**Supplied data:**
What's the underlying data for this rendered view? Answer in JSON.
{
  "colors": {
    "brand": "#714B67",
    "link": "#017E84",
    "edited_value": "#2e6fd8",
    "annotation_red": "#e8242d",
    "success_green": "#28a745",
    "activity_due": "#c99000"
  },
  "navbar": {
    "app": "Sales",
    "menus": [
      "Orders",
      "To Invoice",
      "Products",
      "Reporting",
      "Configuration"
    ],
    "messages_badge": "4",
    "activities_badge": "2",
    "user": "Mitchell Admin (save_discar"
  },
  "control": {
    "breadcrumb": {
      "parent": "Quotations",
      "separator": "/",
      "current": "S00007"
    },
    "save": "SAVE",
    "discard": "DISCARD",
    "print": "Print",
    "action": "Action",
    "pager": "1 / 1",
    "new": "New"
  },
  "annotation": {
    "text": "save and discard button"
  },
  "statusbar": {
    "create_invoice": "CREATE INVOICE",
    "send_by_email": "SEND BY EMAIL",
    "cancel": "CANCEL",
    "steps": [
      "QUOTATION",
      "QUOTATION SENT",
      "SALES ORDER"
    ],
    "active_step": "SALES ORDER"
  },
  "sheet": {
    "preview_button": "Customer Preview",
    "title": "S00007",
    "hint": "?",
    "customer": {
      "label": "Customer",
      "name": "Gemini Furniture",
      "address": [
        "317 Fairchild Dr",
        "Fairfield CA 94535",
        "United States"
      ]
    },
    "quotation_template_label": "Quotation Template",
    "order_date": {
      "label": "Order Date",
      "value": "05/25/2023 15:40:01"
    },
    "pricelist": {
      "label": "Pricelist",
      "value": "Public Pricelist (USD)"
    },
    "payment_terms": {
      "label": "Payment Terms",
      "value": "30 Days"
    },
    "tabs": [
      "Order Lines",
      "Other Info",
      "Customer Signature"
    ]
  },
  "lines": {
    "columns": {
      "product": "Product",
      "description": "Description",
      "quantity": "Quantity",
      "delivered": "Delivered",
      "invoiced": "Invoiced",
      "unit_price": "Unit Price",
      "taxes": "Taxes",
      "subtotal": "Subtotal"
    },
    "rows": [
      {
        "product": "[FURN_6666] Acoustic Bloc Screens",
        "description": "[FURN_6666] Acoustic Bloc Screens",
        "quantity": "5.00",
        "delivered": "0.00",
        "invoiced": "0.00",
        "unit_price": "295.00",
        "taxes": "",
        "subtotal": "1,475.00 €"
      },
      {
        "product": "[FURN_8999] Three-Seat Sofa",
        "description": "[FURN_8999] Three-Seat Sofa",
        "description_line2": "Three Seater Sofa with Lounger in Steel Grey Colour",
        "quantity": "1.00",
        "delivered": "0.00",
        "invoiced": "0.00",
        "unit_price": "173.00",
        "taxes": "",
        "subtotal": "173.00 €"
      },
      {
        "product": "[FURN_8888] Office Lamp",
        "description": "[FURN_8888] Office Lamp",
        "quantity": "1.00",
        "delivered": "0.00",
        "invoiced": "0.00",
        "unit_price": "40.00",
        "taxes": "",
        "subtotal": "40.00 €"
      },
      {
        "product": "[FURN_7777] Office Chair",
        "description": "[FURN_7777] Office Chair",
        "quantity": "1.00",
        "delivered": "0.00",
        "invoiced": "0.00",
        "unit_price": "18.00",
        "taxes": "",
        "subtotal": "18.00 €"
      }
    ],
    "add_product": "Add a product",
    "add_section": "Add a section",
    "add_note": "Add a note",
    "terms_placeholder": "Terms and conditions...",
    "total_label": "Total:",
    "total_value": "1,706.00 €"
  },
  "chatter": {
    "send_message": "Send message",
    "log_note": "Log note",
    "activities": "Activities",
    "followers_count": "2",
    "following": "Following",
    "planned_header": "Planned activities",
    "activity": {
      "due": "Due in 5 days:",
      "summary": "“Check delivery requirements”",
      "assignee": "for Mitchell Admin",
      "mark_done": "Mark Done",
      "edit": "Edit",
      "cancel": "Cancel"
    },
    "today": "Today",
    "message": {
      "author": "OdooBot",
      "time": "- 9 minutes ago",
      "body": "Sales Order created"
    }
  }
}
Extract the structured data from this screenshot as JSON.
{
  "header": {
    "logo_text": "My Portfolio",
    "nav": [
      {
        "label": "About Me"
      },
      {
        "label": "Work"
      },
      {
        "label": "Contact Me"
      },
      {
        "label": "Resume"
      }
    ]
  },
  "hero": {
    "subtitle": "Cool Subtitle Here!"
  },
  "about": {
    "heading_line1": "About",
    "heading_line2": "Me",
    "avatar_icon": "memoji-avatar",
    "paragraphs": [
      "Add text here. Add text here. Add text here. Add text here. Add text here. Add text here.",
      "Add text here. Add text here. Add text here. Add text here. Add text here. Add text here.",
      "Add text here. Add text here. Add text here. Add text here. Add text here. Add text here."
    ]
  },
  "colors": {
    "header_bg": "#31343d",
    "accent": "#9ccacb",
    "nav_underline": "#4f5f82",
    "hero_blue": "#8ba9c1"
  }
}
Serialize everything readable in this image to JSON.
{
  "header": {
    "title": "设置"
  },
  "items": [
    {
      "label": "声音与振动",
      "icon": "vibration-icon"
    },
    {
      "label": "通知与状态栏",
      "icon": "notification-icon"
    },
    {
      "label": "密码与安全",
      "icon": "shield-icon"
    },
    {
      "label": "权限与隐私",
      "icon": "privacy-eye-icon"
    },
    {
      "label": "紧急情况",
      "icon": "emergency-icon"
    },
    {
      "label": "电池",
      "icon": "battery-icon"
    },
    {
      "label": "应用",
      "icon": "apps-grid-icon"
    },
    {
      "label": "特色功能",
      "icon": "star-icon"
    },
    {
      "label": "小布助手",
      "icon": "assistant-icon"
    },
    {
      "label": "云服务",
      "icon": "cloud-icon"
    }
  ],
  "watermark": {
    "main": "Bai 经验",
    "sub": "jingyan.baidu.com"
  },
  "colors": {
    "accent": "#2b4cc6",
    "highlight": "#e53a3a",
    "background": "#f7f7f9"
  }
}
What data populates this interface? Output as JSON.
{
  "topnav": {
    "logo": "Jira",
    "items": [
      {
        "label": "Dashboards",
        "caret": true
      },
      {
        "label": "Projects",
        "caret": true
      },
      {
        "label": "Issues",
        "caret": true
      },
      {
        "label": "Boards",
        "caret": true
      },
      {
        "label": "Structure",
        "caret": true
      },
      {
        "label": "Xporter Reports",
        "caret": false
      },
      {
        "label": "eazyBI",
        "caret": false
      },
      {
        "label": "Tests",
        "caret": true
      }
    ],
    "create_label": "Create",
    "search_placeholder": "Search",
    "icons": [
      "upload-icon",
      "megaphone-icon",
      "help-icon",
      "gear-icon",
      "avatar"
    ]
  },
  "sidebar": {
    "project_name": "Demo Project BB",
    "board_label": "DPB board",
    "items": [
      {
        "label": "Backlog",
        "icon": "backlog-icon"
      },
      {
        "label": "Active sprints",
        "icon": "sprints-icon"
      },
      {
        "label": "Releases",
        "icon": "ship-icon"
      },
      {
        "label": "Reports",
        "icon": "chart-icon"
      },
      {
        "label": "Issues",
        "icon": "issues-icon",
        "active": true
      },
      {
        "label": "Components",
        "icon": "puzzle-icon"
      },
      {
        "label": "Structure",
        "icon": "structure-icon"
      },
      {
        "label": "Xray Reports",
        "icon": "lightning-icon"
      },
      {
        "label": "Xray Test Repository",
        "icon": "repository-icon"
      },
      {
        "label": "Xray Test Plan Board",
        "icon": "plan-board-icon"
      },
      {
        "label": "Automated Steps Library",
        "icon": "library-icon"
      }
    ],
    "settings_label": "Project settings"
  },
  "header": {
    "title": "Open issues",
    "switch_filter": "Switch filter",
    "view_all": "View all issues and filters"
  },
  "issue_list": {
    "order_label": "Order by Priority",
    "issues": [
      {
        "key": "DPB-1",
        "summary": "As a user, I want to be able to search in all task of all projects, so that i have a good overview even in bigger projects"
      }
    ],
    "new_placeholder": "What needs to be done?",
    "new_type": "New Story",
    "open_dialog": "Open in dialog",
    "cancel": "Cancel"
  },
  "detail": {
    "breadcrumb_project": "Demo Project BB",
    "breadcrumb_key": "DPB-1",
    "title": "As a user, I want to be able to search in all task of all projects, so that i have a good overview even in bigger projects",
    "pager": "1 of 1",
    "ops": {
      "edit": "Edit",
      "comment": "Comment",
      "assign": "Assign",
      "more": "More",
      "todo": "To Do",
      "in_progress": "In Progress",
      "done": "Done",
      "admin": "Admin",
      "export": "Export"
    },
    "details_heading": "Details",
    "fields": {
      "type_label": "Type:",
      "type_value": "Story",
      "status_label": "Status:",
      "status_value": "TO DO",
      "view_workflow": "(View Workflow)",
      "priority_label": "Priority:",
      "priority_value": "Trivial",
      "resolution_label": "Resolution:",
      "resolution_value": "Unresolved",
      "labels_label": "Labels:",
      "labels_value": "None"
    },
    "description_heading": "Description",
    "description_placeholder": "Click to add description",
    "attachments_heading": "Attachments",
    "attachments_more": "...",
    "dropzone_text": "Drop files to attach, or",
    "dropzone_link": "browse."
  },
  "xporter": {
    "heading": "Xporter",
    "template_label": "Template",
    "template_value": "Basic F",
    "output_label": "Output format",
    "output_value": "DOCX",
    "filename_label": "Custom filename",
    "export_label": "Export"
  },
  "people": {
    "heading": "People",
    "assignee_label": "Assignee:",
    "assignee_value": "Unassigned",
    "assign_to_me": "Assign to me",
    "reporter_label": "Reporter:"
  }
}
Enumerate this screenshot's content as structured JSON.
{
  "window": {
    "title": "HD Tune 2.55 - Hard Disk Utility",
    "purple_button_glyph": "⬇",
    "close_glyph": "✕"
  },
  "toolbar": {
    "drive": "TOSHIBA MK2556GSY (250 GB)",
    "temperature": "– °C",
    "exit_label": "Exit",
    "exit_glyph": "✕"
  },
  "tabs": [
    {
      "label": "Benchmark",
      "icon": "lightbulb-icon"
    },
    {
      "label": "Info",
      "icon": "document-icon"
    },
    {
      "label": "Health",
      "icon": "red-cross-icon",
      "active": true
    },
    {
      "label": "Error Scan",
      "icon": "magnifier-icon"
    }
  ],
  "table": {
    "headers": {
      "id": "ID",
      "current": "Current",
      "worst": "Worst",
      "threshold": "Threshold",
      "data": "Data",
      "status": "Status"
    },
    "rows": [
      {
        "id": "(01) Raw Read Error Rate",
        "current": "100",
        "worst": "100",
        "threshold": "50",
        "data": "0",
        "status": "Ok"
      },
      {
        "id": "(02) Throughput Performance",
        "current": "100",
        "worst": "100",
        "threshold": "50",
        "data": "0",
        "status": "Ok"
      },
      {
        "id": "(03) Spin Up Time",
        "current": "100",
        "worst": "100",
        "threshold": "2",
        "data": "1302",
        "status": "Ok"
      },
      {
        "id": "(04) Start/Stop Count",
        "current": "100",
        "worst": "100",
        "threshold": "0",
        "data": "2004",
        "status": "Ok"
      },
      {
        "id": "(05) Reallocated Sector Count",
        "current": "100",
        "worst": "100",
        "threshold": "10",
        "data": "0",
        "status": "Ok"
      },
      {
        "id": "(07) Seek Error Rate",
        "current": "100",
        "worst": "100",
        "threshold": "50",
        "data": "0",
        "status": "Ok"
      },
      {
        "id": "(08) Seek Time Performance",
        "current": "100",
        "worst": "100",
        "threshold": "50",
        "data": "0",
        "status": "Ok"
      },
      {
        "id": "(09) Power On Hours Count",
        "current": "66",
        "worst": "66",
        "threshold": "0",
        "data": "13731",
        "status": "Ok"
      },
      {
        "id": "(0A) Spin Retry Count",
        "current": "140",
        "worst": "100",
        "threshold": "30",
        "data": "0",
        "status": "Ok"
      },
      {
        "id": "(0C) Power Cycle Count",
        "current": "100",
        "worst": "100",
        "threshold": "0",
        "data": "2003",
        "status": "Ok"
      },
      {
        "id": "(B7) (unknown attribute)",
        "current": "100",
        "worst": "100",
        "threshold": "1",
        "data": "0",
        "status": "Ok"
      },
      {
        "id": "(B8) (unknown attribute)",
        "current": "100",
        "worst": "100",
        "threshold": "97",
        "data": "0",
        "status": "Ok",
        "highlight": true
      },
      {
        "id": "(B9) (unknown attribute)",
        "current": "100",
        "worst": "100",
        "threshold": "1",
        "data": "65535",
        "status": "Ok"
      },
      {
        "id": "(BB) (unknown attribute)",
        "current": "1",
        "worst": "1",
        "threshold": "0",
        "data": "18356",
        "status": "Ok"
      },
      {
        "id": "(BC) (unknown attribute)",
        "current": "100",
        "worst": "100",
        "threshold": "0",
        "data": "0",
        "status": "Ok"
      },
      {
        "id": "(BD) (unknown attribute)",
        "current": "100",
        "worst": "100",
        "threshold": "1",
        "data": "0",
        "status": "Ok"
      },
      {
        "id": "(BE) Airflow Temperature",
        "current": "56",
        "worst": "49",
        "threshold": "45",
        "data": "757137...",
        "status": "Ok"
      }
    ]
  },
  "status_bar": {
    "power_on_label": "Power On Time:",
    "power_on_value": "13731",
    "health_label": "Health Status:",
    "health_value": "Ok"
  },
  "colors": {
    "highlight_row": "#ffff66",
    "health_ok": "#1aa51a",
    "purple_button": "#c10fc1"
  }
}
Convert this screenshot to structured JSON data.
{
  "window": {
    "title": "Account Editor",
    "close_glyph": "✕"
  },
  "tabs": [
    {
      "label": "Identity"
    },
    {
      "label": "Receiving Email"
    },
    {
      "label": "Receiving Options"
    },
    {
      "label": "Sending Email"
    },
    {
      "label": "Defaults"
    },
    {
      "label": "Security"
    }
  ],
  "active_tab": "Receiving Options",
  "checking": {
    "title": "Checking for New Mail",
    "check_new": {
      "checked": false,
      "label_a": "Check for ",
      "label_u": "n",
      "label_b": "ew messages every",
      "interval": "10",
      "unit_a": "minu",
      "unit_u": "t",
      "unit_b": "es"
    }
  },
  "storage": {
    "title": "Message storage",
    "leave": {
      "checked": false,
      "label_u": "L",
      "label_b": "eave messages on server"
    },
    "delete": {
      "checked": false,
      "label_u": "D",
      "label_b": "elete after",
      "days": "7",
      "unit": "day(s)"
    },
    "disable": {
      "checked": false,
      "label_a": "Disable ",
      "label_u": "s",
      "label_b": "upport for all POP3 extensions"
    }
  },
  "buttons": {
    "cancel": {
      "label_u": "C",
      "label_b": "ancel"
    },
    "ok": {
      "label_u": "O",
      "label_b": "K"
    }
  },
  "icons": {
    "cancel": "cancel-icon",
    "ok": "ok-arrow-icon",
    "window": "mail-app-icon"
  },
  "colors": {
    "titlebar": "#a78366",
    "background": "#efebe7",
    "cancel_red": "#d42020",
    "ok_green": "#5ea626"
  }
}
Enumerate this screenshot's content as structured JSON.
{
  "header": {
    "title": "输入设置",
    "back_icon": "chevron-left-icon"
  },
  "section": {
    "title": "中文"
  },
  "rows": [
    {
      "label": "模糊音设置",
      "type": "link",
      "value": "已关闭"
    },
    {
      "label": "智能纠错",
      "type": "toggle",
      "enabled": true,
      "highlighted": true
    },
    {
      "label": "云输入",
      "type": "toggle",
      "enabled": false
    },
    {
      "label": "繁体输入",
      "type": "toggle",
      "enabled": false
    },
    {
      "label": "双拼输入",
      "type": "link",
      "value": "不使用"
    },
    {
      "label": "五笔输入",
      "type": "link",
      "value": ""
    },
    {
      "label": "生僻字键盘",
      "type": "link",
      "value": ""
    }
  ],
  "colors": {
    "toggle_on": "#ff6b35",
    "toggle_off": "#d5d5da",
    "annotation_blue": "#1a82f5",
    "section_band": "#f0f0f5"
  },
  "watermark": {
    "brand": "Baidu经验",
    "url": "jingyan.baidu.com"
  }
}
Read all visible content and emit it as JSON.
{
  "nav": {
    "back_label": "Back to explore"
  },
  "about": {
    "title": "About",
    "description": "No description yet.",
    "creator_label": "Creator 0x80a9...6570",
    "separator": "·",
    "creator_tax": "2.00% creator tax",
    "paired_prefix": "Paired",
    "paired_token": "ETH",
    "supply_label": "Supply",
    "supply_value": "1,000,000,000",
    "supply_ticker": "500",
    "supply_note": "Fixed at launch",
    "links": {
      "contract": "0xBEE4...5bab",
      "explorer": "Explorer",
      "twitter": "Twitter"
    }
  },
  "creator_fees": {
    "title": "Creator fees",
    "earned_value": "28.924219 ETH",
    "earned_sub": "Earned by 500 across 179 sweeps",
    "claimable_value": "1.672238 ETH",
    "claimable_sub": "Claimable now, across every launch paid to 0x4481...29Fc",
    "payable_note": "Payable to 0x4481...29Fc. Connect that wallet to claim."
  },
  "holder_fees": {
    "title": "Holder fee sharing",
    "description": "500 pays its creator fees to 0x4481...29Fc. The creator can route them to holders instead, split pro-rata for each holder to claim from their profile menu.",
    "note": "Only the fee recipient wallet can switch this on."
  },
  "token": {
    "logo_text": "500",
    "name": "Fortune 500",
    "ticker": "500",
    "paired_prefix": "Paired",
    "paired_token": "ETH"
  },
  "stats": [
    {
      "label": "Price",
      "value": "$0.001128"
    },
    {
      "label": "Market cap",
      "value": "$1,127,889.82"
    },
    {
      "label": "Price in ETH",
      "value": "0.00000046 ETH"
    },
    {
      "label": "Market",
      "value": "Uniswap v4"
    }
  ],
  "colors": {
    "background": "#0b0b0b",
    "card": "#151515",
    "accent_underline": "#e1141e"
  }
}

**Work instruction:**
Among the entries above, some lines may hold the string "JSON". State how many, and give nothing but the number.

**Problem solution:**
8